◆ **Work item**
As you print the data below, keep every line exactly as it is and leave the images behind.

____________________

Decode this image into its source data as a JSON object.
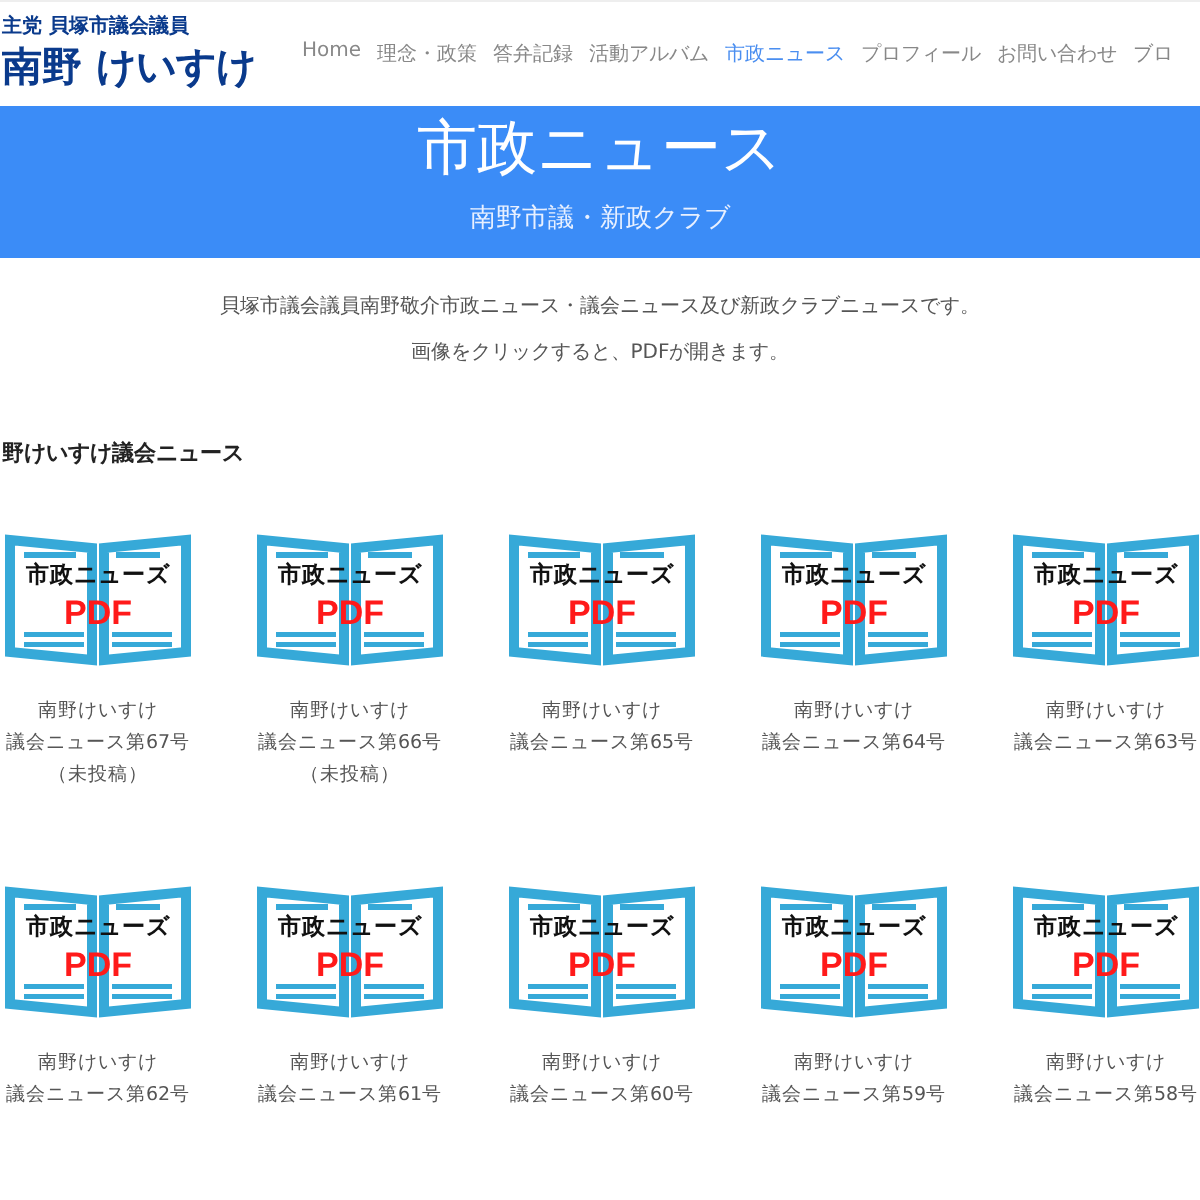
{
  "header": {
    "logo_tagline": "主党 貝塚市議会議員",
    "logo_name": "南野 けいすけ",
    "nav": [
      {
        "label": "Home",
        "selected": false
      },
      {
        "label": "理念・政策",
        "selected": false
      },
      {
        "label": "答弁記録",
        "selected": false
      },
      {
        "label": "活動アルバム",
        "selected": false
      },
      {
        "label": "市政ニュース",
        "selected": true
      },
      {
        "label": "プロフィール",
        "selected": false
      },
      {
        "label": "お問い合わせ",
        "selected": false
      },
      {
        "label": "ブロ",
        "selected": false
      }
    ]
  },
  "banner": {
    "title": "市政ニュース",
    "subtitle": "南野市議・新政クラブ"
  },
  "intro": [
    "貝塚市議会議員南野敬介市政ニュース・議会ニュース及び新政クラブニュースです。",
    "画像をクリックすると、PDFが開きます。"
  ],
  "section_heading": "野けいすけ議会ニュース",
  "items": [
    {
      "icon_title": "市政ニューズ",
      "icon_label": "PDF",
      "caption": [
        "南野けいすけ",
        "議会ニュース第67号",
        "（未投稿）"
      ]
    },
    {
      "icon_title": "市政ニューズ",
      "icon_label": "PDF",
      "caption": [
        "南野けいすけ",
        "議会ニュース第66号",
        "（未投稿）"
      ]
    },
    {
      "icon_title": "市政ニューズ",
      "icon_label": "PDF",
      "caption": [
        "南野けいすけ",
        "議会ニュース第65号"
      ]
    },
    {
      "icon_title": "市政ニューズ",
      "icon_label": "PDF",
      "caption": [
        "南野けいすけ",
        "議会ニュース第64号"
      ]
    },
    {
      "icon_title": "市政ニューズ",
      "icon_label": "PDF",
      "caption": [
        "南野けいすけ",
        "議会ニュース第63号"
      ]
    },
    {
      "icon_title": "市政ニューズ",
      "icon_label": "PDF",
      "caption": [
        "南野けいすけ",
        "議会ニュース第62号"
      ]
    },
    {
      "icon_title": "市政ニューズ",
      "icon_label": "PDF",
      "caption": [
        "南野けいすけ",
        "議会ニュース第61号"
      ]
    },
    {
      "icon_title": "市政ニューズ",
      "icon_label": "PDF",
      "caption": [
        "南野けいすけ",
        "議会ニュース第60号"
      ]
    },
    {
      "icon_title": "市政ニューズ",
      "icon_label": "PDF",
      "caption": [
        "南野けいすけ",
        "議会ニュース第59号"
      ]
    },
    {
      "icon_title": "市政ニューズ",
      "icon_label": "PDF",
      "caption": [
        "南野けいすけ",
        "議会ニュース第58号"
      ]
    }
  ]
}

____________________

◆ **Task response**
Decode this image into its source data as a JSON object.
{
  "header": {
    "logo_tagline": "主党 貝塚市議会議員",
    "logo_name": "南野 けいすけ",
    "nav": [
      {
        "label": "Home",
        "selected": false
      },
      {
        "label": "理念・政策",
        "selected": false
      },
      {
        "label": "答弁記録",
        "selected": false
      },
      {
        "label": "活動アルバム",
        "selected": false
      },
      {
        "label": "市政ニュース",
        "selected": true
      },
      {
        "label": "プロフィール",
        "selected": false
      },
      {
        "label": "お問い合わせ",
        "selected": false
      },
      {
        "label": "ブロ",
        "selected": false
      }
    ]
  },
  "banner": {
    "title": "市政ニュース",
    "subtitle": "南野市議・新政クラブ"
  },
  "intro": [
    "貝塚市議会議員南野敬介市政ニュース・議会ニュース及び新政クラブニュースです。",
    "画像をクリックすると、PDFが開きます。"
  ],
  "section_heading": "野けいすけ議会ニュース",
  "items": [
    {
      "icon_title": "市政ニューズ",
      "icon_label": "PDF",
      "caption": [
        "南野けいすけ",
        "議会ニュース第67号",
        "（未投稿）"
      ]
    },
    {
      "icon_title": "市政ニューズ",
      "icon_label": "PDF",
      "caption": [
        "南野けいすけ",
        "議会ニュース第66号",
        "（未投稿）"
      ]
    },
    {
      "icon_title": "市政ニューズ",
      "icon_label": "PDF",
      "caption": [
        "南野けいすけ",
        "議会ニュース第65号"
      ]
    },
    {
      "icon_title": "市政ニューズ",
      "icon_label": "PDF",
      "caption": [
        "南野けいすけ",
        "議会ニュース第64号"
      ]
    },
    {
      "icon_title": "市政ニューズ",
      "icon_label": "PDF",
      "caption": [
        "南野けいすけ",
        "議会ニュース第63号"
      ]
    },
    {
      "icon_title": "市政ニューズ",
      "icon_label": "PDF",
      "caption": [
        "南野けいすけ",
        "議会ニュース第62号"
      ]
    },
    {
      "icon_title": "市政ニューズ",
      "icon_label": "PDF",
      "caption": [
        "南野けいすけ",
        "議会ニュース第61号"
      ]
    },
    {
      "icon_title": "市政ニューズ",
      "icon_label": "PDF",
      "caption": [
        "南野けいすけ",
        "議会ニュース第60号"
      ]
    },
    {
      "icon_title": "市政ニューズ",
      "icon_label": "PDF",
      "caption": [
        "南野けいすけ",
        "議会ニュース第59号"
      ]
    },
    {
      "icon_title": "市政ニューズ",
      "icon_label": "PDF",
      "caption": [
        "南野けいすけ",
        "議会ニュース第58号"
      ]
    }
  ]
}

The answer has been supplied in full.